While the unprecedented fall snowstorm has passed, the city-wide clean-up will the ongoing for the foreseeable future.
“We estimated around 30,000 City-owned trees were impacted by the recent snowstorm,” said Martha Barwinsky, City Forester. “While all areas of Winnipeg were impacted, core areas and mature neighbourhoods were more heavily affected.”
The clean-up has been prioritized based on life safety hazards with City crews and contractors doing the work. As of Thursday morning, 311 fielded over 4,301 reports related to trees since the storm began.
Barwinsky is also urging residents to be cautious when around downed trees and fallen branches, avoid parking near them, and be aware of crews working to remove tree debris that has fallen on City property.
“We’d ask residents to not drive through the work site or around crews on medians or boulevards,” Barwinsky said.
Property owners are responsible for cleaning up any fallen trees or branches that have failed on private property. Debris should not be left on the public boulevard.
“Residents should also not burn or store any wood from elm trees because the elm bark beetle can use the wood as a place to breed,” said Barwinsky. “Ash wood is prohibited from being moved outside of the city limits.”
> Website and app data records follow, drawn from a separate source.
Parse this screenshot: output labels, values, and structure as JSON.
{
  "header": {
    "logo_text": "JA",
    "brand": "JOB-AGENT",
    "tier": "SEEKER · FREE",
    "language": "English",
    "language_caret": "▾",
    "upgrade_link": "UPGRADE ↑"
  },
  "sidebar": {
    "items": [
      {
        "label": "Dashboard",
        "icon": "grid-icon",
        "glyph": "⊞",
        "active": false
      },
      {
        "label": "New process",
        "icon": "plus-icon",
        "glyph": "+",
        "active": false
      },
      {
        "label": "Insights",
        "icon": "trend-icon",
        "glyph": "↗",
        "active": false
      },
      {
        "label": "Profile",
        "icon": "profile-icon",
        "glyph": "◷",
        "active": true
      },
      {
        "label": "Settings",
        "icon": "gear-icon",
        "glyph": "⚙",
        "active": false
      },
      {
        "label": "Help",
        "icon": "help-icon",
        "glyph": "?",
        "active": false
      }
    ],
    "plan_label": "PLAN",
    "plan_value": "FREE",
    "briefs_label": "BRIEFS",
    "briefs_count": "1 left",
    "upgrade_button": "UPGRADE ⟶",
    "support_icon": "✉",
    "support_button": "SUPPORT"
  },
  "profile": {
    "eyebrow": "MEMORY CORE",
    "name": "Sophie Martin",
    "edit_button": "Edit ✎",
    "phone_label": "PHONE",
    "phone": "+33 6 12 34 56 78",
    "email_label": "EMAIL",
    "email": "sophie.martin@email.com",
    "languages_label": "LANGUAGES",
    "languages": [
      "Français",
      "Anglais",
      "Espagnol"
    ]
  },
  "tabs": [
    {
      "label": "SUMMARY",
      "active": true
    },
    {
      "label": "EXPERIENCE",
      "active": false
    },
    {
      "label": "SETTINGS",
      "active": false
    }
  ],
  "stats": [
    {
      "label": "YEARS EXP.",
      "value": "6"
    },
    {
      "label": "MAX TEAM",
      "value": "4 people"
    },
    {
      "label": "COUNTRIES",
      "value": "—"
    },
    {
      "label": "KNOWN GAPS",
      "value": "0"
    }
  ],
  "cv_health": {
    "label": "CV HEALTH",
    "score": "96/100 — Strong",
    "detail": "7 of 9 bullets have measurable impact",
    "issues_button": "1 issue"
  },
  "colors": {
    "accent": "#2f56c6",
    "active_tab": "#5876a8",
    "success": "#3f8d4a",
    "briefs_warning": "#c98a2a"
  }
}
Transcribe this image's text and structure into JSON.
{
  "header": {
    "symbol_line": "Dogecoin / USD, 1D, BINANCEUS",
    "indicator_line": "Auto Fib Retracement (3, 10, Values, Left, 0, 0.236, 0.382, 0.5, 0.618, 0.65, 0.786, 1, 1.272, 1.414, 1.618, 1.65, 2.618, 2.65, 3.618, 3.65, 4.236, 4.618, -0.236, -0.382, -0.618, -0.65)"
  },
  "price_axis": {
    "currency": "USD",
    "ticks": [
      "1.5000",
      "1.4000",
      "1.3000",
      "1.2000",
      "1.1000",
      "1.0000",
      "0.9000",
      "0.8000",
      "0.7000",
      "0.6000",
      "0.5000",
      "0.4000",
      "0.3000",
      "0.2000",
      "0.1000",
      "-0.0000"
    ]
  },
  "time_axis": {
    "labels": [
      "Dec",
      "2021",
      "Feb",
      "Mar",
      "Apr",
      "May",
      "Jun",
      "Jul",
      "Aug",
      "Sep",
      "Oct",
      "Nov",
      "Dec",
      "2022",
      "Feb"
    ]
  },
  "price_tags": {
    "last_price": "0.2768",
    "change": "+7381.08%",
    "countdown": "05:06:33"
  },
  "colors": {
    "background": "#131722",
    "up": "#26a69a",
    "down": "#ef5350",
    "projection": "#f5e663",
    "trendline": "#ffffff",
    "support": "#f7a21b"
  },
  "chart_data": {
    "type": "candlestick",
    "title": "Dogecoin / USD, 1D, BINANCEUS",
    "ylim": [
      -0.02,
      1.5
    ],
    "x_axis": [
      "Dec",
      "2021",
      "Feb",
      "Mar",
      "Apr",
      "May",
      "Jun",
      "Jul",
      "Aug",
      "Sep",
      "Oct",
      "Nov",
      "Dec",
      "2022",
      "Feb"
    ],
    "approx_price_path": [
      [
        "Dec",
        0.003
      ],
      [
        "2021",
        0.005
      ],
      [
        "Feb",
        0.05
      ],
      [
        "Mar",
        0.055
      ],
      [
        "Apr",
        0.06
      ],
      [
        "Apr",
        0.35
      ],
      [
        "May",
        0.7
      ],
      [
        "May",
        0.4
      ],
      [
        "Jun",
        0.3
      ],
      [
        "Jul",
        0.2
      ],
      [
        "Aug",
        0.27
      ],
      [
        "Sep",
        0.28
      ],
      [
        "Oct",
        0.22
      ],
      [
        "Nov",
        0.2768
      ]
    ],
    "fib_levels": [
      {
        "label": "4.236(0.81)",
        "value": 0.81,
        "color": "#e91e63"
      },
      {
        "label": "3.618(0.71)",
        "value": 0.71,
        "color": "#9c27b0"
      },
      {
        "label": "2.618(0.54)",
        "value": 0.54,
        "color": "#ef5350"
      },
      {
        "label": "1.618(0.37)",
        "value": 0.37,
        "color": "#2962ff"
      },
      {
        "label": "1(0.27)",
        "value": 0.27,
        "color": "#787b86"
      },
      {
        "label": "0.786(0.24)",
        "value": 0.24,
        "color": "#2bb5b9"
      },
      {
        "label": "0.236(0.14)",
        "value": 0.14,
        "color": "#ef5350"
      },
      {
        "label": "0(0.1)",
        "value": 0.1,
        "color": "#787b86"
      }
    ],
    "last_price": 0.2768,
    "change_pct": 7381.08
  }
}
Instead, residents should bring all tree debris to any of the City’s 4R Winnipeg Depots or the Brady Road Resource Management Facility at no cost.
If a tree is in contact with a power line, residents should call 911 immediately. If a tree is blocking a public right-of-way including a road or sidewalk, but isn’t touching a power line, please call 311. If a tree on public property has fallen, but not touching a power line or blocking the road, residents should contact 311 online.
It’s important residents provide as much accurate detail as possible when providing information so service requests are properly triaged.
Emergency and safety Parks, trees and the environment Transportation and streets